Go through the entries below and collect each line with the string "criptografia" in it.

:: GIVEN ENTRIES ::

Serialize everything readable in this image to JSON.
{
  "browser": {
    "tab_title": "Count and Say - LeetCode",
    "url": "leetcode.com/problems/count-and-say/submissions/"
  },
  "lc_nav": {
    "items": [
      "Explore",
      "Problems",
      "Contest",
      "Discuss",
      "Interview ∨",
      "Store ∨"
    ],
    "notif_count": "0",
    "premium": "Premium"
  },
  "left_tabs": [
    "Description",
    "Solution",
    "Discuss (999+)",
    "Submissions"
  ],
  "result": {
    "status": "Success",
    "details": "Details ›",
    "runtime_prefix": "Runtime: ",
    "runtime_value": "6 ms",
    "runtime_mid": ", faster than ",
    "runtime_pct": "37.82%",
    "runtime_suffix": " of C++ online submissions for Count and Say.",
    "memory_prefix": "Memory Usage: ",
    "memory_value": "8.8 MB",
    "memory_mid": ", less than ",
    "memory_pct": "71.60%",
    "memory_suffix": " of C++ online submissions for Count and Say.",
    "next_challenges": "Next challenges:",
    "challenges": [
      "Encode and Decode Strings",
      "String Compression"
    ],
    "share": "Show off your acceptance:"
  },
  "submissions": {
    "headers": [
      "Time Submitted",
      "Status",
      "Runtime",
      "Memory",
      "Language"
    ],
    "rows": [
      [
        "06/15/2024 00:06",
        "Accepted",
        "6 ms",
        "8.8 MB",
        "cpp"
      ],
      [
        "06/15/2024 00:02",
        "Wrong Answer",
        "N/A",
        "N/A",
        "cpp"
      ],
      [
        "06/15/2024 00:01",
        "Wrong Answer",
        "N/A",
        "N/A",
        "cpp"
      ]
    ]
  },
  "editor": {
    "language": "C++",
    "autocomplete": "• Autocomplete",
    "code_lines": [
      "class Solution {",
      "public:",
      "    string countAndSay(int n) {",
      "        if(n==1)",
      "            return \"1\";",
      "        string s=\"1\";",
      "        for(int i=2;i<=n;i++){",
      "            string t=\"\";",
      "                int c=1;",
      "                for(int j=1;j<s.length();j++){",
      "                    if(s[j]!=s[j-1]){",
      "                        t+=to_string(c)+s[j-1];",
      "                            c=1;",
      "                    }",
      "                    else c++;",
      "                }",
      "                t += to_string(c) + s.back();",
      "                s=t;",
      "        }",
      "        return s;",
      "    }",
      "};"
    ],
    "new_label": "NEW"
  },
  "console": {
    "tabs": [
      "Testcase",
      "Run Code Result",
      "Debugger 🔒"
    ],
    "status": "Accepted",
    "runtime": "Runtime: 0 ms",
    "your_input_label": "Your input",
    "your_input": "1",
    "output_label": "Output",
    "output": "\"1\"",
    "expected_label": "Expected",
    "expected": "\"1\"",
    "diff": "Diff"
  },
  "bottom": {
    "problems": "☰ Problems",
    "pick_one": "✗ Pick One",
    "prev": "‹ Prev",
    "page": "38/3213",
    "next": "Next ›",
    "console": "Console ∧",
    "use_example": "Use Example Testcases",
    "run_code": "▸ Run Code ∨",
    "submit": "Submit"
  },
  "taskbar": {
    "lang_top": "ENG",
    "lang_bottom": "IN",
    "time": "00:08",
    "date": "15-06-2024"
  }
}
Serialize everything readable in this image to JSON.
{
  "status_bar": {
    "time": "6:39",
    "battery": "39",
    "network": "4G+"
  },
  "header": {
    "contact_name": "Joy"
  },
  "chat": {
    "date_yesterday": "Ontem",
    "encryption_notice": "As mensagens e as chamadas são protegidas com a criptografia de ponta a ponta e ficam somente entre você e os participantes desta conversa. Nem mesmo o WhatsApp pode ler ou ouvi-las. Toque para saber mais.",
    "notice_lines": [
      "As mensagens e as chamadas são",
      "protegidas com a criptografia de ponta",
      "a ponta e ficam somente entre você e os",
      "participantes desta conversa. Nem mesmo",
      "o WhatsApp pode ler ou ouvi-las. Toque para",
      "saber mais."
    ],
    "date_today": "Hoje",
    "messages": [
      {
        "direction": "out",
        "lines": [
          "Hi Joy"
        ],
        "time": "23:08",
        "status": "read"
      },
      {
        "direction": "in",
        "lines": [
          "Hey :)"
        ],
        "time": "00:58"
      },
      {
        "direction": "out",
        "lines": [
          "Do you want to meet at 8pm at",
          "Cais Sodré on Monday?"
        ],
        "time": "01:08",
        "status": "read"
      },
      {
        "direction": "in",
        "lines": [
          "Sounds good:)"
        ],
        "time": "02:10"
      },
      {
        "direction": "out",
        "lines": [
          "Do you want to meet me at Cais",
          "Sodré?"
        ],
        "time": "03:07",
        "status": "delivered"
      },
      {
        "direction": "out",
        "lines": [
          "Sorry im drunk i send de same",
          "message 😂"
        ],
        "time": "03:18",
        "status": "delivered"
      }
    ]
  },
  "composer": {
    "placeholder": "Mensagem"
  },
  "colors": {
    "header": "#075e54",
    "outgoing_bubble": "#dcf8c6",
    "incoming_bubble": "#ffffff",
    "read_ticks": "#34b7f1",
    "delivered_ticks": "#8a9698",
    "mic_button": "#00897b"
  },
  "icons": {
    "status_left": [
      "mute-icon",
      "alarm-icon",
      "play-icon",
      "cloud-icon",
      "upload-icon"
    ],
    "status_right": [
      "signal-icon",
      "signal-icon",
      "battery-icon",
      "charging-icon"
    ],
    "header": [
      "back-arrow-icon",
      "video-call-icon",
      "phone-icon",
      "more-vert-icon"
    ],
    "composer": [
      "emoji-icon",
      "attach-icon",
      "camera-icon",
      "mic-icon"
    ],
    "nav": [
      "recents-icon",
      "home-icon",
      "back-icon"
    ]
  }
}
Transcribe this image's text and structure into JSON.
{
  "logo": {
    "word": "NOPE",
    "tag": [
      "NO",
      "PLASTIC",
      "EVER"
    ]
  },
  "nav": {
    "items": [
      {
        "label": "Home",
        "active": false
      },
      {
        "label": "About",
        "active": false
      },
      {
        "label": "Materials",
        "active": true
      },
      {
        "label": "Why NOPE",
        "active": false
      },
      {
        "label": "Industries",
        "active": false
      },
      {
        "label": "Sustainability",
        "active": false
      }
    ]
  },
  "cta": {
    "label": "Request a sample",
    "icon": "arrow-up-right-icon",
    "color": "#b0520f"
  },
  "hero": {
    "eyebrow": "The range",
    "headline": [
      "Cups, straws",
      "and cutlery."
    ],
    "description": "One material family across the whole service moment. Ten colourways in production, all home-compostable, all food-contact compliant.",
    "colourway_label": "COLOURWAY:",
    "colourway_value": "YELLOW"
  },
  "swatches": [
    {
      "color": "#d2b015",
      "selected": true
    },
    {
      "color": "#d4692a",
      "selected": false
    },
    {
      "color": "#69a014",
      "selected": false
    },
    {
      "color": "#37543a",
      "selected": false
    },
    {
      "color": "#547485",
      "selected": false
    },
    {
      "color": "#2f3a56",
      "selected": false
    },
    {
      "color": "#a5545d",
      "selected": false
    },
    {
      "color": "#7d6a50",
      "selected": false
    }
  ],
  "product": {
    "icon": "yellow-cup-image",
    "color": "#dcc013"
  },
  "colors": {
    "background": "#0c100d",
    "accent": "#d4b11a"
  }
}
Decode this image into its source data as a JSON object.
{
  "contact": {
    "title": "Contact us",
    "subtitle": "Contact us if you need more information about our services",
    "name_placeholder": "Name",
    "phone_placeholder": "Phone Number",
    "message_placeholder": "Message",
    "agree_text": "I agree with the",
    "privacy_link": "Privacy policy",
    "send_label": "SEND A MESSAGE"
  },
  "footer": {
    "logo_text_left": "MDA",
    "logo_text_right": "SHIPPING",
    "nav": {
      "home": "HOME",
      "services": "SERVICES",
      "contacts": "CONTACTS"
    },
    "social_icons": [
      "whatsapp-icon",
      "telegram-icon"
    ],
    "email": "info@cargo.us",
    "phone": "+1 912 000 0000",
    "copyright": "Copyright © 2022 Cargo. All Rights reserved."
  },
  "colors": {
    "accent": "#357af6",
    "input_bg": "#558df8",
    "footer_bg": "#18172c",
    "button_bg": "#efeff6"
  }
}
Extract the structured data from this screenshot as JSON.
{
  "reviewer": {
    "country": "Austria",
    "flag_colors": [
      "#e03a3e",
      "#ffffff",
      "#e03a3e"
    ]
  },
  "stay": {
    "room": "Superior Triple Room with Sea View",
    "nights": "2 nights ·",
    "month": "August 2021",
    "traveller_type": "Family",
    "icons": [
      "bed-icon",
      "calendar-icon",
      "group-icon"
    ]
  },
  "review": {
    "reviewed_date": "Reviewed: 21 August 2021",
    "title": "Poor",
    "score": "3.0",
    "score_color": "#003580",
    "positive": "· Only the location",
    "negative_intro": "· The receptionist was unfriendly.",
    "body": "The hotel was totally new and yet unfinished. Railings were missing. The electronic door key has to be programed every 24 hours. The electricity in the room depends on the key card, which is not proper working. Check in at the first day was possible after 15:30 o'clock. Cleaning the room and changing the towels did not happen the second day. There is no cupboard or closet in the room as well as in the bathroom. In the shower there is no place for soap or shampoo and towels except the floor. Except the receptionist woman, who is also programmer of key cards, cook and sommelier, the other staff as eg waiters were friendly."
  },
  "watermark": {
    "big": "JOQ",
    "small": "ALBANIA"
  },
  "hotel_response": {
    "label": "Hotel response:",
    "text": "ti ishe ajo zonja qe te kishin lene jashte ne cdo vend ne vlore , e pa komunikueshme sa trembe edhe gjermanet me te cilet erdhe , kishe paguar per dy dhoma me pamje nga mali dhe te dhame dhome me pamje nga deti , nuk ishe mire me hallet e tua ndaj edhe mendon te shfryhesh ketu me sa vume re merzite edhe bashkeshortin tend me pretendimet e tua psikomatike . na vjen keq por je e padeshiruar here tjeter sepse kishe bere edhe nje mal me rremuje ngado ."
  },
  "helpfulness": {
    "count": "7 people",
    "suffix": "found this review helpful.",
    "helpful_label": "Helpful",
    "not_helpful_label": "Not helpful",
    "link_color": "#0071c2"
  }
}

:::

# [EXERCISE OUTPUT]
    "encryption_notice": "As mensagens e as chamadas são protegidas com a criptografia de ponta a ponta e ficam somente entre você e os participantes desta conversa. Nem mesmo o WhatsApp pode ler ou ouvi-las. Toque para saber mais.",
      "protegidas com a criptografia de ponta",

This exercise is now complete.